Arguably the world's most famous sheep, Dolly was the first mammal cloned using a technique called somatic-cell nuclear transfer (SCNT).
It involves removing the DNA-containing nucleus of a cell other than an egg or sperm—a skin cell, for example—and implanting it into an unfertilised egg from which the nucleus has been removed.
In Dolly's case, the gene-encoding cell was taken from a mammary gland, which saw the ewe named for buxom country singer Dolly Parton.
Once transferred, the egg reprogrammes the mature DNA back to an embryonic state with the aid of an electric jolt, and starts dividing to form a single-parent embryo.
No human is known to ever have been created in this way.
Cloning as a human reproductive technique is a global no-no.
Apart from ethical and human rights objections raised to the creation of carbon-copy people, safety is a key concern. In animals, only a handful of cloned embryos survive to birth, and many have health problems later.
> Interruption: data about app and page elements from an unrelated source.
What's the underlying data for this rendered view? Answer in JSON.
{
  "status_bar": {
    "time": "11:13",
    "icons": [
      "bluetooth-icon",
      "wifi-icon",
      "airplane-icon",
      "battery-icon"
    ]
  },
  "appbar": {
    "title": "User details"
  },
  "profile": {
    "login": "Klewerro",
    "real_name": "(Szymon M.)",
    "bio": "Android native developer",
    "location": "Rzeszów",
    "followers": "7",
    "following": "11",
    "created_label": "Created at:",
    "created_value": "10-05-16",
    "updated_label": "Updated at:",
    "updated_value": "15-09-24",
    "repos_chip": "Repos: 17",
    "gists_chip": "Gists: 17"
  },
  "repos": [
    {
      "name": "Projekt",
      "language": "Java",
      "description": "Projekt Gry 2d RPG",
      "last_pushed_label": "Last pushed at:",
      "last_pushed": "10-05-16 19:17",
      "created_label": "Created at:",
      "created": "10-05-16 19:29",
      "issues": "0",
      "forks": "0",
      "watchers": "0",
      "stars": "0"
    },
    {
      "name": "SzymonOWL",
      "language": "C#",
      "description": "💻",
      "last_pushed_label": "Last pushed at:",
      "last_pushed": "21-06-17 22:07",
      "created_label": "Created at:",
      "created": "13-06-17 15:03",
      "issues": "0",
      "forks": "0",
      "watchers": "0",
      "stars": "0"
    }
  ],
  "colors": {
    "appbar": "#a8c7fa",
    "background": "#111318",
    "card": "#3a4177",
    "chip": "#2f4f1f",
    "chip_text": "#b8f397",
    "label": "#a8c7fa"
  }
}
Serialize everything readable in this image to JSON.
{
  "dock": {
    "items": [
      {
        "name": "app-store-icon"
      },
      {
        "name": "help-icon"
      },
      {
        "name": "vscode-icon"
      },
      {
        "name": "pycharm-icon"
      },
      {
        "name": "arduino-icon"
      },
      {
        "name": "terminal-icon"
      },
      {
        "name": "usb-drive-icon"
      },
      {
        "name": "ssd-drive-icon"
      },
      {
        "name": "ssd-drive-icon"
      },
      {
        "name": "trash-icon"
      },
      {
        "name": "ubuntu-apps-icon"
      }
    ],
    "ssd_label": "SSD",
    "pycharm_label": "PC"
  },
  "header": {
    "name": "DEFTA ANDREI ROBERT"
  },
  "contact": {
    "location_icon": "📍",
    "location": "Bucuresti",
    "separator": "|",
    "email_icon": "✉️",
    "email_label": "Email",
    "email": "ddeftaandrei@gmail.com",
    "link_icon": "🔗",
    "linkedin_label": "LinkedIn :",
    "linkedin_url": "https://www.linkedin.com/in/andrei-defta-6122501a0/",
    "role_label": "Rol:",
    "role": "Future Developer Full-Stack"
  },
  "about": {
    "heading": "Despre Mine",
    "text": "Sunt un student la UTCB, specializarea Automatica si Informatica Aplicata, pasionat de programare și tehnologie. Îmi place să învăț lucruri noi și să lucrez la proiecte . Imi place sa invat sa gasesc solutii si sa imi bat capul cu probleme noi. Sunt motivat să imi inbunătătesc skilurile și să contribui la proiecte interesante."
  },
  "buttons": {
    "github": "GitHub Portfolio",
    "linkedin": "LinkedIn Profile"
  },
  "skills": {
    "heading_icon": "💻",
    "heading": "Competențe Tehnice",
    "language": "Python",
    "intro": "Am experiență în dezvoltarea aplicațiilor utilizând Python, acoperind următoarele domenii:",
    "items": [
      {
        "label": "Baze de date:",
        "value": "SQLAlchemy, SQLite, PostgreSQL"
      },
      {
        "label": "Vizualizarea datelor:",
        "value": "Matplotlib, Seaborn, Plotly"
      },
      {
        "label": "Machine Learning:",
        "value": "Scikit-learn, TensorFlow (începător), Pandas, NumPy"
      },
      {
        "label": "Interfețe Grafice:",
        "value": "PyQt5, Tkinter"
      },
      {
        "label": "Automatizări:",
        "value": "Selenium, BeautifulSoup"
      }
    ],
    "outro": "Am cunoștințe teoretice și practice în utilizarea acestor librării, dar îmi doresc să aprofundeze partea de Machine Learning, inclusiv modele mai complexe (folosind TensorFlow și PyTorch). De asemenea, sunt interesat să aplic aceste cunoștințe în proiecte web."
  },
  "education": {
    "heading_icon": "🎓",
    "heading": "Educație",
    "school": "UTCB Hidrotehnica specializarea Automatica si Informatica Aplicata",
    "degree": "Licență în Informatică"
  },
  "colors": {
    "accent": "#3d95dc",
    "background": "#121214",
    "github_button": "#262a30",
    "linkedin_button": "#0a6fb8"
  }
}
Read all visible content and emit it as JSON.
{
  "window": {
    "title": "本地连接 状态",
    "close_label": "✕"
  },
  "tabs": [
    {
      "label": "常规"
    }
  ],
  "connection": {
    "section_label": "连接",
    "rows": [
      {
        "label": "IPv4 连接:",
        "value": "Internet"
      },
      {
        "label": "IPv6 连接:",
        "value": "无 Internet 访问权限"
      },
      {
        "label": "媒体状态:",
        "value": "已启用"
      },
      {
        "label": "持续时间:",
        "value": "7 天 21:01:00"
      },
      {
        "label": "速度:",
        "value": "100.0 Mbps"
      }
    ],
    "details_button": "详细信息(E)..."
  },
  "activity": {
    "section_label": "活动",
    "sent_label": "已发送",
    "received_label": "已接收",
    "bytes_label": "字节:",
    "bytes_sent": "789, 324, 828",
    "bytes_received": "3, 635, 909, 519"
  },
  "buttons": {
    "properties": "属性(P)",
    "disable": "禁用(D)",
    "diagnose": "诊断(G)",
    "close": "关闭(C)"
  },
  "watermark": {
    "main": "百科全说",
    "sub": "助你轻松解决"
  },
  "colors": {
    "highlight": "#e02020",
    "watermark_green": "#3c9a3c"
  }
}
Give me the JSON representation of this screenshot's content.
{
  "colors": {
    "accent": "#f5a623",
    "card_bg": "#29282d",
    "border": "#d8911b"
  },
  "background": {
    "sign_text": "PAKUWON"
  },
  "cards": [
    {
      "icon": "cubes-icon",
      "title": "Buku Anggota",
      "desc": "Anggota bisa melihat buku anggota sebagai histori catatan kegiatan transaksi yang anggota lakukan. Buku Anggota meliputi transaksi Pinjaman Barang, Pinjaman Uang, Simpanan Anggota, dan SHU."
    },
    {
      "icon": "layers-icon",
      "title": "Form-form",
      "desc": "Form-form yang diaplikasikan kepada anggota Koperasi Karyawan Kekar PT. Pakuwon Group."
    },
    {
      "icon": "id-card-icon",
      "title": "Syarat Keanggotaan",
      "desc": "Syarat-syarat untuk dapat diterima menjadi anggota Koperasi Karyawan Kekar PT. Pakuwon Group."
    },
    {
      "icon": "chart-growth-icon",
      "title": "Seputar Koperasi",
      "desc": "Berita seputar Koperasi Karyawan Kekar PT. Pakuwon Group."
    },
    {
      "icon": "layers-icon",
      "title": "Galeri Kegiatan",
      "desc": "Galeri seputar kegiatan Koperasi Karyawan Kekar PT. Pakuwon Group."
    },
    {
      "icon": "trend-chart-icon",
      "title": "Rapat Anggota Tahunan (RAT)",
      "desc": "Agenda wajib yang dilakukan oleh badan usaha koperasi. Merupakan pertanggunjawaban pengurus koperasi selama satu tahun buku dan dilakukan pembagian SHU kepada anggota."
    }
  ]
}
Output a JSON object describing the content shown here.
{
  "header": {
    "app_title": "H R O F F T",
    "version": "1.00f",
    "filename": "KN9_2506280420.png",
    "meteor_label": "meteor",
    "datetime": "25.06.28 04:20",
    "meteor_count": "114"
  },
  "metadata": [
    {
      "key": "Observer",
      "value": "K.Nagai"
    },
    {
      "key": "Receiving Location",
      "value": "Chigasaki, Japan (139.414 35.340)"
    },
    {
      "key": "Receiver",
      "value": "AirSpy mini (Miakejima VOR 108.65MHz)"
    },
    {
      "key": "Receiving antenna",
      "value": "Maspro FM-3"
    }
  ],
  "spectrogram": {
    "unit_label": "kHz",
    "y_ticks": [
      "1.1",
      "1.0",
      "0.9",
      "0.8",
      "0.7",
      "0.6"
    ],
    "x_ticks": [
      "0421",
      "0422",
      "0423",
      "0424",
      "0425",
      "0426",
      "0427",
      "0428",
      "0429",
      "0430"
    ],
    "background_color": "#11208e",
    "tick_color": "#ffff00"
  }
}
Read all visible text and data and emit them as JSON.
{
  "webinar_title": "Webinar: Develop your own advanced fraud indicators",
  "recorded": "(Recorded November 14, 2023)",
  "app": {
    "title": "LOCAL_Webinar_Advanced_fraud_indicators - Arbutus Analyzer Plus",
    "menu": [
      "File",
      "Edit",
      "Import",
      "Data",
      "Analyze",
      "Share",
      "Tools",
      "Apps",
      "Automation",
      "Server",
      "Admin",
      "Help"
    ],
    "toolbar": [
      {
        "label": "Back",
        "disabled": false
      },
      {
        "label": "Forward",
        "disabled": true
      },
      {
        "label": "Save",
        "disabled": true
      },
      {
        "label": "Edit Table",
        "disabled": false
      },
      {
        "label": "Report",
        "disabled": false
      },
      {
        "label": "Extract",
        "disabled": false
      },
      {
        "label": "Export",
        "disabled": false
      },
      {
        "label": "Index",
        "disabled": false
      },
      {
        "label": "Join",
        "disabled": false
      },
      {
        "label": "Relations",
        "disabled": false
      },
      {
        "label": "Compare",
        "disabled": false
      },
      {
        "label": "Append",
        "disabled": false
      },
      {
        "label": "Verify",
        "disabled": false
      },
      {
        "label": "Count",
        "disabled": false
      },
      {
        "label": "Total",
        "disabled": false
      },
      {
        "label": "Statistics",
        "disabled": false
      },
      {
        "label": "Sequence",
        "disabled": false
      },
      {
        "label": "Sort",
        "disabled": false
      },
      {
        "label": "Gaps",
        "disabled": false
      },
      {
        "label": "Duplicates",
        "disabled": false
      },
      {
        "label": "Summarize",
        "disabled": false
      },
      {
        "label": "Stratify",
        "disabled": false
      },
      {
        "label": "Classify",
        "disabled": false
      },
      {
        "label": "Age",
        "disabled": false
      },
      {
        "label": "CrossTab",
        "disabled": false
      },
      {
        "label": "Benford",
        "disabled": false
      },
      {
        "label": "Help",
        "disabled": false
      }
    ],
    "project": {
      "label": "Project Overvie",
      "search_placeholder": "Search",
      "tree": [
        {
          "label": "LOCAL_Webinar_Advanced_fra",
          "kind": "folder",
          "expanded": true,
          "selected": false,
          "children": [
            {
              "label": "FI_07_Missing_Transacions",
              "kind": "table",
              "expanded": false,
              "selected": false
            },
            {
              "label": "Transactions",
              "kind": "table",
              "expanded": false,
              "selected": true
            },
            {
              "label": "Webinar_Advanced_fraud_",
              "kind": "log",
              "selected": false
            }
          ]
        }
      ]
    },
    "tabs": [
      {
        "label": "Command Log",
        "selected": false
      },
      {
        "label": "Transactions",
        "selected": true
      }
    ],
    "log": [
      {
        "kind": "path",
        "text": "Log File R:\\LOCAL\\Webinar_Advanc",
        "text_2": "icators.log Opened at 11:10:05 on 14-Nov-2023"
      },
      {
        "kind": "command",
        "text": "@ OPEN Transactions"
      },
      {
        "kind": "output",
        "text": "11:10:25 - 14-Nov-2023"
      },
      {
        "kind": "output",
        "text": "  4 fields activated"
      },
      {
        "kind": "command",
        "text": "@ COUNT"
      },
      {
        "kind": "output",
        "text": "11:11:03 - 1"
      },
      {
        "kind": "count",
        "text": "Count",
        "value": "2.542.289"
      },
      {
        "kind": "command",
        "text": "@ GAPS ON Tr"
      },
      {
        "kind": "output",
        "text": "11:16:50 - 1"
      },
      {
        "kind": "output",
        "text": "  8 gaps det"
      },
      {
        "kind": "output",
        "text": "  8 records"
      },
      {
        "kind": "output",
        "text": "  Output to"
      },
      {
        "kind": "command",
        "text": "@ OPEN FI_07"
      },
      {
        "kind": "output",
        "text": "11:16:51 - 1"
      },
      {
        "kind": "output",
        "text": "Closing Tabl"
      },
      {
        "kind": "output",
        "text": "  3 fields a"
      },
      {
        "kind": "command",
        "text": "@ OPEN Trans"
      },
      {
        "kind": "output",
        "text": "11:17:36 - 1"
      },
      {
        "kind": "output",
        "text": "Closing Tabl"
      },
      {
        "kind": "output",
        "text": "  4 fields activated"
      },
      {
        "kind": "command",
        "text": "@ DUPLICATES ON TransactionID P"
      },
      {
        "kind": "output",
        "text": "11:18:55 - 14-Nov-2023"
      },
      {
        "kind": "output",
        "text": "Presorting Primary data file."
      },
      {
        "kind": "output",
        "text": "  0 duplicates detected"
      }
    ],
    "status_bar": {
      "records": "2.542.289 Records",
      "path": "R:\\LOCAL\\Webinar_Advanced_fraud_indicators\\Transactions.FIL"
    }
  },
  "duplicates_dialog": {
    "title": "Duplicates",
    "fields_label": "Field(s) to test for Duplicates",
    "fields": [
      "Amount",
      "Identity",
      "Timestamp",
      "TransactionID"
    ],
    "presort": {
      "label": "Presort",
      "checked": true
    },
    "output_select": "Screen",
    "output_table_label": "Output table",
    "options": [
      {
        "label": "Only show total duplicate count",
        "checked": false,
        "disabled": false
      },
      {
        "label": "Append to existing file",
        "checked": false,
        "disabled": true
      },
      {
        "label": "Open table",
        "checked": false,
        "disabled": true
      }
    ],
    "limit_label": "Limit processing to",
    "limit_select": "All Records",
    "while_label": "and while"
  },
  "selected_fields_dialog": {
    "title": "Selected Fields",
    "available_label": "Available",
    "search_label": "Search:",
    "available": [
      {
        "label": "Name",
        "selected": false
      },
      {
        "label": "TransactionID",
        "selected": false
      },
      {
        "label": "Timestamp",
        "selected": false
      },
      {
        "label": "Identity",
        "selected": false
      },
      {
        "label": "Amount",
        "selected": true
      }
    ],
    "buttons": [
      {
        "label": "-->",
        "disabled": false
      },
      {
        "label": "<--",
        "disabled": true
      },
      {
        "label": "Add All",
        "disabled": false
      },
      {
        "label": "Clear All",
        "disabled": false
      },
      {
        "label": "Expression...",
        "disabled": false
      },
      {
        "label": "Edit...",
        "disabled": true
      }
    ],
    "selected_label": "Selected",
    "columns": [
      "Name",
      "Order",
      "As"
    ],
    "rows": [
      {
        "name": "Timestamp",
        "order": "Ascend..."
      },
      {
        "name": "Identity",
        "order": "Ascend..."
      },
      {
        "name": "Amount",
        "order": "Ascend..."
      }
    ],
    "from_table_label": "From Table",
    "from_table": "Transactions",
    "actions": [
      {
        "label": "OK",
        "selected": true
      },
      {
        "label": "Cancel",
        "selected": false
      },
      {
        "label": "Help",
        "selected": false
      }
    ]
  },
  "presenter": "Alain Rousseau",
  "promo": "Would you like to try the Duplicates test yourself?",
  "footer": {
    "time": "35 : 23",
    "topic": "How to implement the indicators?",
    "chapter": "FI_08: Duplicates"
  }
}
Experts say moral opposition to cloning as a means of reproduction, has clouded opinion on the technique's potential usefulness in regenerative medicine.
Mainly, people fear that scientists will not be able to resist the temptation of playing God.
"With the ethical safeguards in place, there's... no way to go into reproductive applications," insisted Isasi.
Yet, many people "fear that slippery slope... that one thing leads to another, leads to another, until there is a bad result.
"That's the main concern. That is probably what has held back the use of the technology."
Investment in therapeutic cloning research has dwindled, and few countries—among them Belgium, China, Israel, Japan, South Korea, Britain, Singapore—allow the creation of embryos for experimentation.
In the United States it is not explicitly illegal.
In therapeutic cloning, scientists harvest stem cells from a very early-stage embryo—called a blastocyst—a hollow ball of about 100-200 cells.
Coaxing these "blank", juvenile cells into specialised liver or blood cells, for example, holds the promise of curing disease or repairing damaged organs.
If grown from the patient's own DNA, the risk of transplant rejection is dramatically lowered.
But producing stem cells this way involves destroying embryos, another moral quagmire.
And while a handful of scientists have succeeded in creating stem cells through SCNT, none have been grown into a functional human organ.
'Human cloning will disappear'
Cloning may not have found a direct application in medicine, but it has yielded many spinoff technologies, experts say.
"The whole field has moved to IPS cell research," pointed out Julian Savulescu, who heads Oxford University's Uehiro Centre for Practical Ethics.
Induced pluripotent (IP) stem cells are created by stimulating mature, already specialised, cells back into a juvenile state—basically cloning without the need for an embryo.
The Nobel-capped discovery is the new focus in regenerative medicine focused, though the jury is out as to whether IP stem cells work as well as embryonic ones.
Another spinoff is mitochondrial gene transfer, a new way of planting parental DNA into a healthy egg to create an embryo free of harmful mutations carried by the mother.
Aaron Levine, a bioethicist at Georgia Tech, said cloning's biggest impact on human health is likely to come from animals raised to produce organs, tissue or biological drugs that will not be rejected by the human immune system.
"I think human cloning will disappear," he said.
"I think there's just not ultimately enough demand, not enough that you can do through cloning that you can't do through other things."
© 2016 AFP